My husband’s response to the note when I shared it with him last year was, well, pure love. I sent it to him in an email and he replied- on email- that he thought I was beautiful then, as I was during the pregnancy, and before that. He also went on to thank me for the nourishment that I was providing for our baby during pregnancy and after birth. He said that he was not just saying it to make me feel better but that he meant it and that it was true. That in his eyes, I had never stopped being beautiful. I chose not to doubt him. I replied and thanked him for appreciating this new kind of beautiful.
Well, without saying too much more- as I am wont to do- here is the email/note that I am referring to.
Post-Baby and Beautiful- 16th July 2013
I’m 28 and I just had my first baby three months ago and it was through CS. Therefore it follows that I have a scar; it’s very neat, thankfully, but it’s still a scar. I couldn’t be too active in the first six weeks post-delivery so I wasn’t able to exercise as such. In my culture, women are encouraged to ‘tie’ their tummies with a belt or cloth or leso (sarong) after birth so that the belly can go back to normal size but I was not able to do that due to the CS scar.
When I first saw myself in the mirror after delivery, I was shocked that that was my body. The belly area was dark(er) because of the loose skin. Now the skin is not as loose any more but there are dimples, folds and stretch marks just below and around the belly button. There are also stretch marks on my lower back and hips and thighs, a result, I’m guessing, of the weight gain during pregnancy. Aside from that, my bust size went up during pregnancy and even more so after delivery. I was a 36B, but I am now easily a 40C, I had to get new bras post-delivery.
I do feel self-conscious about my body, even in front of my husband, and I don’t feel sexy at all at this point. But I am thrilled by the fact that I was able to carry and deliver a human being. That this body was a vehicle for bringing forth a new life amazes me. Thinking about it, my bust is bigger because it is now a source of food. When I look at my baby, I see him as a gift, and no stretch marks, no dimples, no folds; can reduce the amount of joy that he brings me. Nothing, not even a flabby tummy can reduce the amount of love I feel for him. Nothing around my mid-section or elsewhere for that matter can reduce the gratitude that I feel for being blessed with the precious treasure of a child.
Yes, I will work on becoming fit again and getting back to a healthy shape. But in the meantime, I bear the marks and flab as victory scars.
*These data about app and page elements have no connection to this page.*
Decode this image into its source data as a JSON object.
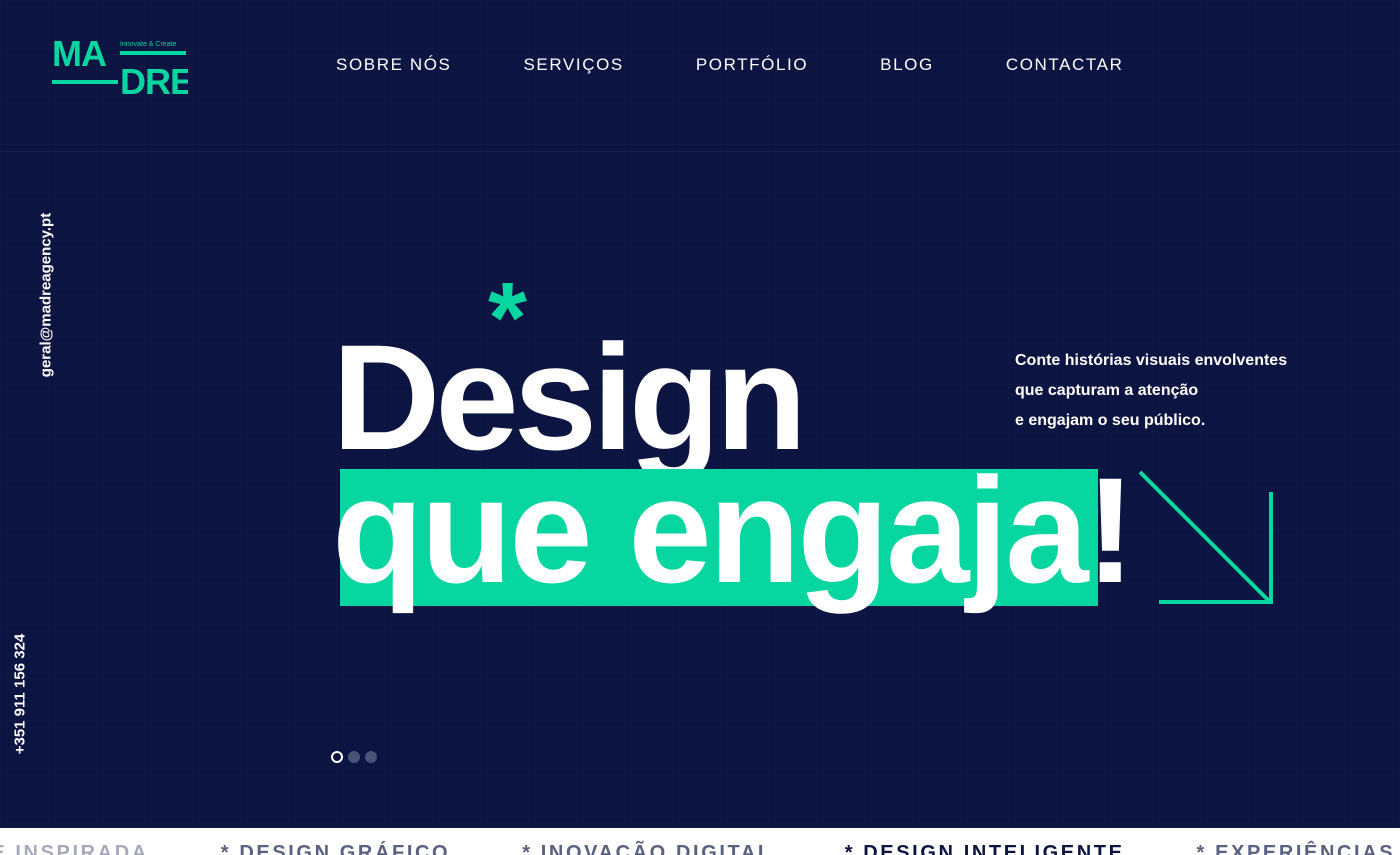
{
  "brand": {
    "logo_top": "MA",
    "logo_bottom": "DRE",
    "logo_tagline": "Innovate & Create",
    "accent_color": "#07d6a0",
    "background_color": "#0c1442"
  },
  "nav": {
    "items": [
      "SOBRE NÓS",
      "SERVIÇOS",
      "PORTFÓLIO",
      "BLOG",
      "CONTACTAR"
    ]
  },
  "contact": {
    "email": "geral@madreagency.pt",
    "phone": "+351 911 156 324"
  },
  "hero": {
    "asterisk": "*",
    "line1": "Design",
    "line2": "que engaja!",
    "tagline_lines": [
      "Conte histórias visuais envolventes",
      "que capturam a atenção",
      "e engajam o seu público."
    ],
    "arrow_icon": "arrow-down-right-icon"
  },
  "slider": {
    "total": 3,
    "active": 1
  },
  "marquee": {
    "items": [
      "IDADE INSPIRADA",
      "* DESIGN GRÁFICO",
      "* INOVAÇÃO DIGITAL",
      "* DESIGN INTELIGENTE",
      "* EXPERIÊNCIAS"
    ]
  }
}
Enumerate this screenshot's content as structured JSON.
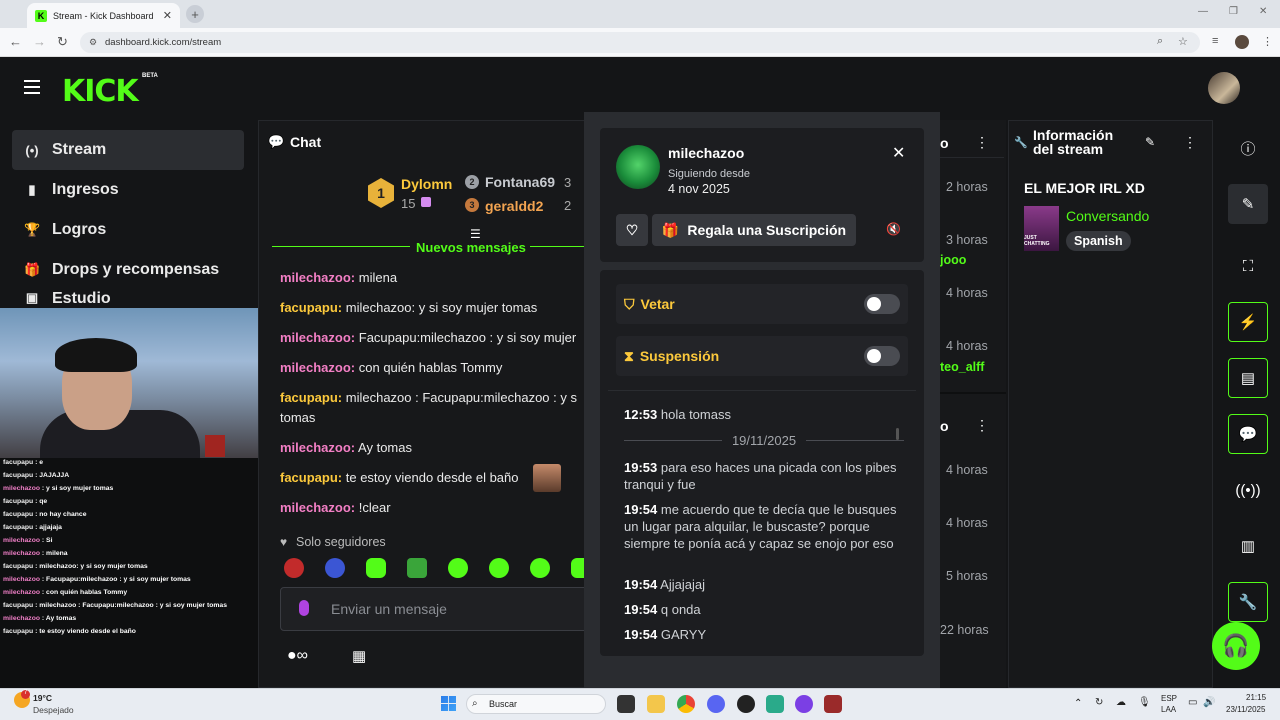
{
  "browser": {
    "tab_title": "Stream - Kick Dashboard",
    "tab_favicon": "K",
    "url": "dashboard.kick.com/stream"
  },
  "header": {
    "logo": "KICK",
    "beta": "BETA"
  },
  "sidebar": {
    "items": [
      {
        "label": "Stream",
        "icon": "stream-icon",
        "glyph": "(•)"
      },
      {
        "label": "Ingresos",
        "icon": "chart-icon",
        "glyph": "▮"
      },
      {
        "label": "Logros",
        "icon": "trophy-icon",
        "glyph": "🏆"
      },
      {
        "label": "Drops y recompensas",
        "icon": "gift-icon",
        "glyph": "🎁"
      },
      {
        "label": "Estudio",
        "icon": "studio-icon",
        "glyph": "▣"
      }
    ]
  },
  "overlay_chat": [
    {
      "user": "facupapu",
      "text": " : e",
      "kind": "f"
    },
    {
      "user": "facupapu",
      "text": " : JAJAJJA",
      "kind": "f"
    },
    {
      "user": "milechazoo",
      "text": " : y si soy mujer tomas",
      "kind": "u"
    },
    {
      "user": "facupapu",
      "text": " : qe",
      "kind": "f"
    },
    {
      "user": "facupapu",
      "text": " : no hay chance",
      "kind": "f"
    },
    {
      "user": "facupapu",
      "text": " : ajjajaja",
      "kind": "f"
    },
    {
      "user": "milechazoo",
      "text": " : Si",
      "kind": "u"
    },
    {
      "user": "milechazoo",
      "text": " : milena",
      "kind": "u"
    },
    {
      "user": "facupapu",
      "text": " : milechazoo: y si soy mujer tomas",
      "kind": "f"
    },
    {
      "user": "milechazoo",
      "text": " : Facupapu:milechazoo : y si soy mujer tomas",
      "kind": "u"
    },
    {
      "user": "milechazoo",
      "text": " : con quién hablas Tommy",
      "kind": "u"
    },
    {
      "user": "facupapu",
      "text": " : milechazoo : Facupapu:milechazoo : y si soy mujer tomas",
      "kind": "f"
    },
    {
      "user": "milechazoo",
      "text": " : Ay tomas",
      "kind": "u"
    },
    {
      "user": "facupapu",
      "text": " : te estoy viendo desde el baño",
      "kind": "f"
    }
  ],
  "chat": {
    "title": "Chat",
    "leaders": [
      {
        "rank": "1",
        "name": "Dylomn",
        "count": "15"
      },
      {
        "rank": "2",
        "name": "Fontana69",
        "count": "3"
      },
      {
        "rank": "3",
        "name": "geraldd2",
        "count": "2"
      }
    ],
    "new_messages": "Nuevos mensajes",
    "messages": [
      {
        "user": "milechazoo",
        "text": " milena",
        "color": "pink"
      },
      {
        "user": "facupapu",
        "text": " milechazoo: y si soy mujer tomas",
        "color": "yel"
      },
      {
        "user": "milechazoo",
        "text": " Facupapu:milechazoo : y si soy mujer",
        "color": "pink"
      },
      {
        "user": "milechazoo",
        "text": " con quién hablas Tommy",
        "color": "pink"
      },
      {
        "user": "facupapu",
        "text": " milechazoo : Facupapu:milechazoo : y s",
        "color": "yel"
      },
      {
        "user": "",
        "text": "tomas",
        "color": "yel"
      },
      {
        "user": "milechazoo",
        "text": " Ay tomas",
        "color": "pink"
      },
      {
        "user": "facupapu",
        "text": " te estoy viendo desde el baño",
        "color": "yel"
      },
      {
        "user": "milechazoo",
        "text": " !clear",
        "color": "pink"
      }
    ],
    "followers_only": "Solo seguidores",
    "input_placeholder": "Enviar un mensaje"
  },
  "mid_column": {
    "top_times": [
      "2 horas",
      "3 horas",
      "4 horas",
      "4 horas"
    ],
    "top_names": [
      "jooo",
      "teo_alff"
    ],
    "bottom_title": "o",
    "bottom_times": [
      "4 horas",
      "4 horas",
      "5 horas",
      "22 horas"
    ]
  },
  "stream_info": {
    "title": "Información del stream",
    "stream_title": "EL MEJOR IRL XD",
    "category": "Conversando",
    "thumb_label": "JUST CHATTING",
    "language": "Spanish"
  },
  "user_card": {
    "username": "milechazoo",
    "following_since_label": "Siguiendo desde",
    "following_since_date": "4 nov 2025",
    "gift_label": "Regala una Suscripción",
    "ban_label": "Vetar",
    "timeout_label": "Suspensión",
    "history": [
      {
        "time": "12:53",
        "text": "hola tomass"
      },
      {
        "date": "19/11/2025"
      },
      {
        "time": "19:53",
        "text": "para eso haces una picada con los pibes tranqui y fue"
      },
      {
        "time": "19:54",
        "text": "me acuerdo que te decía que le busques un lugar para alquilar, le buscaste? porque siempre te ponía acá y capaz se enojo por eso"
      },
      {
        "time": "19:54",
        "text": "Ajjajajaj"
      },
      {
        "time": "19:54",
        "text": "q onda"
      },
      {
        "time": "19:54",
        "text": "GARYY"
      }
    ]
  },
  "taskbar": {
    "weather_temp": "19°C",
    "weather_desc": "Despejado",
    "search_placeholder": "Buscar",
    "lang1": "ESP",
    "lang2": "LAA",
    "time": "21:15",
    "date": "23/11/2025"
  },
  "colors": {
    "accent": "#53fc18",
    "pink": "#f37fc5",
    "gold": "#fcc93c"
  }
}
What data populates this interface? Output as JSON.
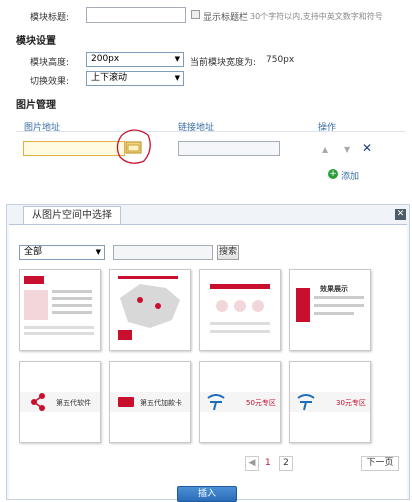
{
  "module": {
    "title_label": "模块标题:",
    "title_value": "",
    "show_title_label": "显示标题栏",
    "title_hint": "30个字符以内,支持中英文数字和符号"
  },
  "settings": {
    "heading": "模块设置",
    "height_label": "模块高度:",
    "height_value": "200px",
    "width_label": "当前模块宽度为:",
    "width_value": "750px",
    "effect_label": "切换效果:",
    "effect_value": "上下滚动"
  },
  "images": {
    "heading": "图片管理",
    "col_image": "图片地址",
    "col_link": "链接地址",
    "col_action": "操作",
    "add_label": "添加"
  },
  "picker": {
    "tab_label": "从图片空间中选择",
    "category_value": "全部",
    "search_placeholder": "",
    "search_button": "搜索",
    "thumbs": [
      {
        "name": "thumb-1",
        "caption": ""
      },
      {
        "name": "thumb-2",
        "caption": ""
      },
      {
        "name": "thumb-3",
        "caption": ""
      },
      {
        "name": "thumb-4",
        "caption": "效果展示"
      },
      {
        "name": "thumb-5",
        "caption": "第五代软件"
      },
      {
        "name": "thumb-6",
        "caption": "第五代加款卡"
      },
      {
        "name": "thumb-7",
        "caption": "50元专区"
      },
      {
        "name": "thumb-8",
        "caption": "30元专区"
      }
    ],
    "pagination": {
      "current": "1",
      "page2": "2",
      "next_label": "下一页"
    },
    "insert_button": "插入"
  },
  "colors": {
    "accent_red": "#c8102e",
    "link_blue": "#3a6ea5",
    "add_green": "#2a9d3a"
  }
}
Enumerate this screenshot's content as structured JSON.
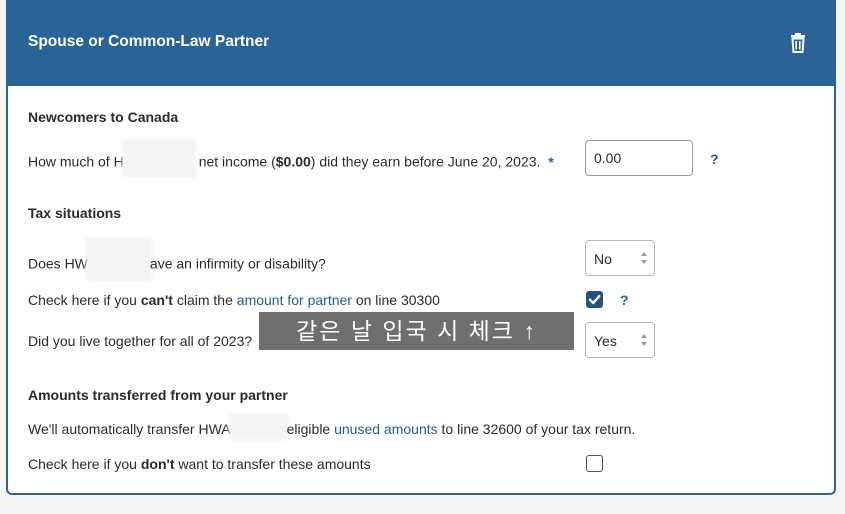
{
  "header": {
    "title": "Spouse or Common-Law Partner",
    "trash_icon": "trash-icon"
  },
  "newcomers": {
    "title": "Newcomers to Canada",
    "q_prefix": "How much of H",
    "q_mid1": "net income (",
    "q_amount": "$0.00",
    "q_suffix": ") did they earn before June 20, 2023.",
    "required_mark": "*",
    "input_value": "0.00",
    "help": "?"
  },
  "tax": {
    "title": "Tax situations",
    "disability_prefix": "Does HW",
    "disability_suffix": "ave an infirmity or disability?",
    "disability_value": "No",
    "claim_prefix": "Check here if you ",
    "claim_bold": "can't",
    "claim_mid": " claim the ",
    "claim_link": "amount for partner",
    "claim_suffix": " on line 30300",
    "claim_checked": true,
    "claim_help": "?",
    "together_q": "Did you live together for all of 2023?",
    "together_value": "Yes"
  },
  "overlay_note": "같은 날 입국 시 체크 ↑",
  "transfer": {
    "title": "Amounts transferred from your partner",
    "auto_prefix": "We'll automatically transfer HWA",
    "auto_mid": "eligible ",
    "auto_link": "unused amounts",
    "auto_suffix": " to line 32600 of your tax return.",
    "dont_prefix": "Check here if you ",
    "dont_bold": "don't",
    "dont_suffix": " want to transfer these amounts",
    "dont_checked": false
  },
  "colors": {
    "header_bg": "#2a6496",
    "link": "#1f5f91",
    "checkbox": "#23527c"
  }
}
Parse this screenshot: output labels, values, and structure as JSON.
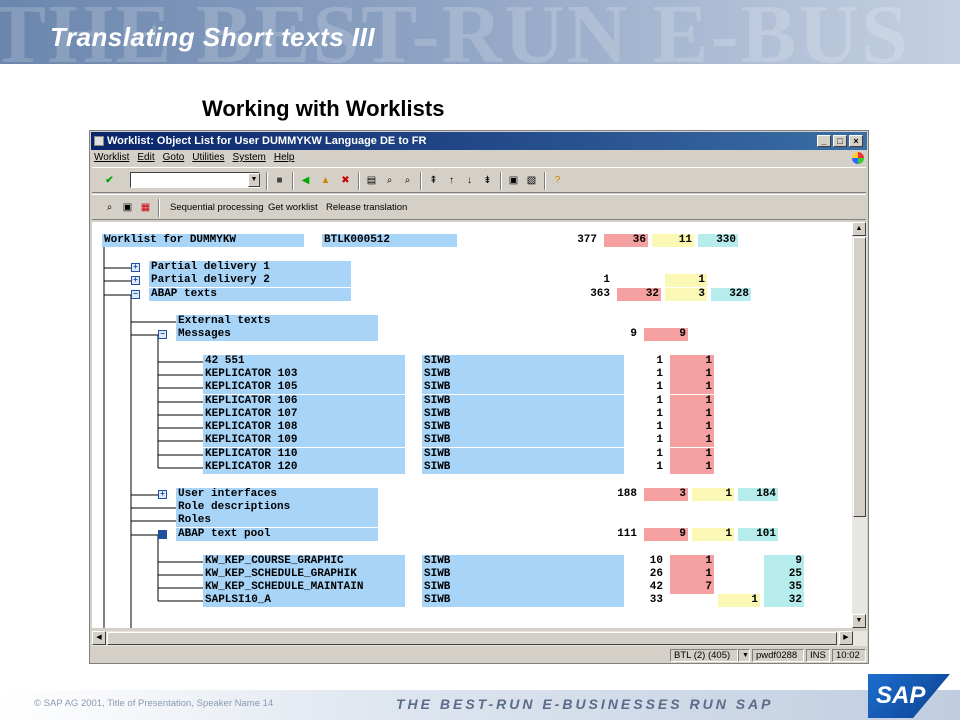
{
  "slide": {
    "header_watermark": "THE BEST-RUN E-BUS",
    "title": "Translating Short texts III",
    "subtitle": "Working with Worklists",
    "footer": "SAP AG 2001, Title of Presentation, Speaker Name  14",
    "tagline": "THE BEST-RUN E-BUSINESSES RUN SAP",
    "logo": "SAP"
  },
  "window": {
    "title": "Worklist: Object List for User DUMMYKW Language DE to FR",
    "menu": [
      "Worklist",
      "Edit",
      "Goto",
      "Utilities",
      "System",
      "Help"
    ],
    "app_buttons": [
      "Sequential processing",
      "Get worklist",
      "Release translation"
    ],
    "status": {
      "system": "BTL (2) (405)",
      "server": "pwdf0288",
      "mode": "INS",
      "time": "10:02"
    }
  },
  "colors": {
    "name_cell": "#a8d4f8",
    "red": "#f4a0a0",
    "yellow": "#fbf7b4",
    "cyan": "#b6ecec"
  },
  "tree": [
    {
      "name": "Worklist for DUMMYKW",
      "obj": "BTLK000512",
      "total": "377",
      "red": "36",
      "yel": "11",
      "cyan": "330"
    },
    {
      "name": "Partial delivery 1",
      "obj": "",
      "total": "",
      "red": "",
      "yel": "",
      "cyan": ""
    },
    {
      "name": "Partial delivery 2",
      "obj": "",
      "total": "1",
      "red": "",
      "yel": "1",
      "cyan": ""
    },
    {
      "name": "ABAP texts",
      "obj": "",
      "total": "363",
      "red": "32",
      "yel": "3",
      "cyan": "328"
    },
    {
      "name": "External texts",
      "obj": "",
      "total": "",
      "red": "",
      "yel": "",
      "cyan": ""
    },
    {
      "name": "Messages",
      "obj": "",
      "total": "9",
      "red": "9",
      "yel": "",
      "cyan": ""
    },
    {
      "name": "42 551",
      "obj": "SIWB",
      "total": "1",
      "red": "1",
      "yel": "",
      "cyan": ""
    },
    {
      "name": "KEPLICATOR 103",
      "obj": "SIWB",
      "total": "1",
      "red": "1",
      "yel": "",
      "cyan": ""
    },
    {
      "name": "KEPLICATOR 105",
      "obj": "SIWB",
      "total": "1",
      "red": "1",
      "yel": "",
      "cyan": ""
    },
    {
      "name": "KEPLICATOR 106",
      "obj": "SIWB",
      "total": "1",
      "red": "1",
      "yel": "",
      "cyan": ""
    },
    {
      "name": "KEPLICATOR 107",
      "obj": "SIWB",
      "total": "1",
      "red": "1",
      "yel": "",
      "cyan": ""
    },
    {
      "name": "KEPLICATOR 108",
      "obj": "SIWB",
      "total": "1",
      "red": "1",
      "yel": "",
      "cyan": ""
    },
    {
      "name": "KEPLICATOR 109",
      "obj": "SIWB",
      "total": "1",
      "red": "1",
      "yel": "",
      "cyan": ""
    },
    {
      "name": "KEPLICATOR 110",
      "obj": "SIWB",
      "total": "1",
      "red": "1",
      "yel": "",
      "cyan": ""
    },
    {
      "name": "KEPLICATOR 120",
      "obj": "SIWB",
      "total": "1",
      "red": "1",
      "yel": "",
      "cyan": ""
    },
    {
      "name": "User interfaces",
      "obj": "",
      "total": "188",
      "red": "3",
      "yel": "1",
      "cyan": "184"
    },
    {
      "name": "Role descriptions",
      "obj": "",
      "total": "",
      "red": "",
      "yel": "",
      "cyan": ""
    },
    {
      "name": "Roles",
      "obj": "",
      "total": "",
      "red": "",
      "yel": "",
      "cyan": ""
    },
    {
      "name": "ABAP text pool",
      "obj": "",
      "total": "111",
      "red": "9",
      "yel": "1",
      "cyan": "101"
    },
    {
      "name": "KW_KEP_COURSE_GRAPHIC",
      "obj": "SIWB",
      "total": "10",
      "red": "1",
      "yel": "",
      "cyan": "9"
    },
    {
      "name": "KW_KEP_SCHEDULE_GRAPHIK",
      "obj": "SIWB",
      "total": "26",
      "red": "1",
      "yel": "",
      "cyan": "25"
    },
    {
      "name": "KW_KEP_SCHEDULE_MAINTAIN",
      "obj": "SIWB",
      "total": "42",
      "red": "7",
      "yel": "",
      "cyan": "35"
    },
    {
      "name": "SAPLSI10_A",
      "obj": "SIWB",
      "total": "33",
      "red": "",
      "yel": "1",
      "cyan": "32"
    }
  ]
}
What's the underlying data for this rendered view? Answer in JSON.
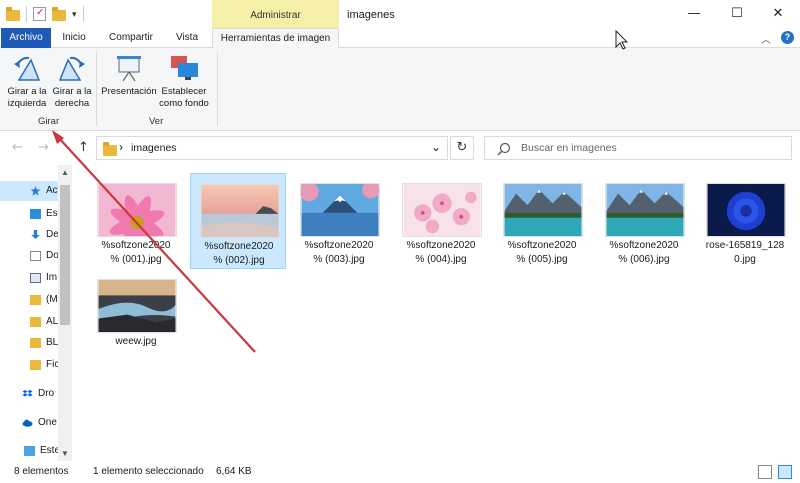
{
  "window": {
    "title": "imagenes",
    "context_tab_group": "Administrar",
    "minimize_glyph": "—",
    "maximize_glyph": "☐",
    "close_glyph": "✕"
  },
  "ribbon_tabs": {
    "archivo": "Archivo",
    "inicio": "Inicio",
    "compartir": "Compartir",
    "vista": "Vista",
    "herramientas": "Herramientas de imagen"
  },
  "ribbon_collapse_glyph": "︿",
  "help_glyph": "?",
  "ribbon": {
    "rotate_left": "Girar a la izquierda",
    "rotate_left_l1": "Girar a la",
    "rotate_left_l2": "izquierda",
    "rotate_right_l1": "Girar a la",
    "rotate_right_l2": "derecha",
    "group_rotate": "Girar",
    "slideshow": "Presentación",
    "set_bg_l1": "Establecer",
    "set_bg_l2": "como fondo",
    "group_view": "Ver"
  },
  "nav": {
    "back": "←",
    "forward": "→",
    "up": "↑",
    "chevron": "›",
    "path": "imagenes",
    "dropdown": "⌄",
    "refresh": "↻",
    "search_placeholder": "Buscar en imagenes"
  },
  "nav_pane": [
    {
      "label": "Acc",
      "icon": "star-icon"
    },
    {
      "label": "Es",
      "icon": "desktop-icon"
    },
    {
      "label": "De",
      "icon": "download-icon"
    },
    {
      "label": "Do",
      "icon": "document-icon"
    },
    {
      "label": "Im",
      "icon": "picture-icon"
    },
    {
      "label": "(M",
      "icon": "folder-icon"
    },
    {
      "label": "AL",
      "icon": "folder-icon"
    },
    {
      "label": "BL",
      "icon": "folder-icon"
    },
    {
      "label": "Fic",
      "icon": "folder-icon"
    },
    {
      "label": "Dro",
      "icon": "dropbox-icon"
    },
    {
      "label": "One",
      "icon": "onedrive-icon"
    },
    {
      "label": "Este",
      "icon": "pc-icon"
    }
  ],
  "files": [
    {
      "name_l1": "%softzone2020",
      "name_l2": "% (001).jpg"
    },
    {
      "name_l1": "%softzone2020",
      "name_l2": "% (002).jpg"
    },
    {
      "name_l1": "%softzone2020",
      "name_l2": "% (003).jpg"
    },
    {
      "name_l1": "%softzone2020",
      "name_l2": "% (004).jpg"
    },
    {
      "name_l1": "%softzone2020",
      "name_l2": "% (005).jpg"
    },
    {
      "name_l1": "%softzone2020",
      "name_l2": "% (006).jpg"
    },
    {
      "name_l1": "rose-165819_128",
      "name_l2": "0.jpg"
    },
    {
      "name_l1": "weew.jpg",
      "name_l2": ""
    }
  ],
  "status": {
    "count": "8 elementos",
    "selection": "1 elemento seleccionado",
    "size": "6,64 KB"
  },
  "colors": {
    "archivo_tab": "#1e5bb8",
    "context_tab": "#f4f0a8",
    "selection": "#cce8ff",
    "annotation_arrow": "#c8383e"
  }
}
I salute all women and all the changes, physical and otherwise, that we go through in the process of bringing forth new life. Here’s to us, and all men- and women- who recognize this and see it as beautiful.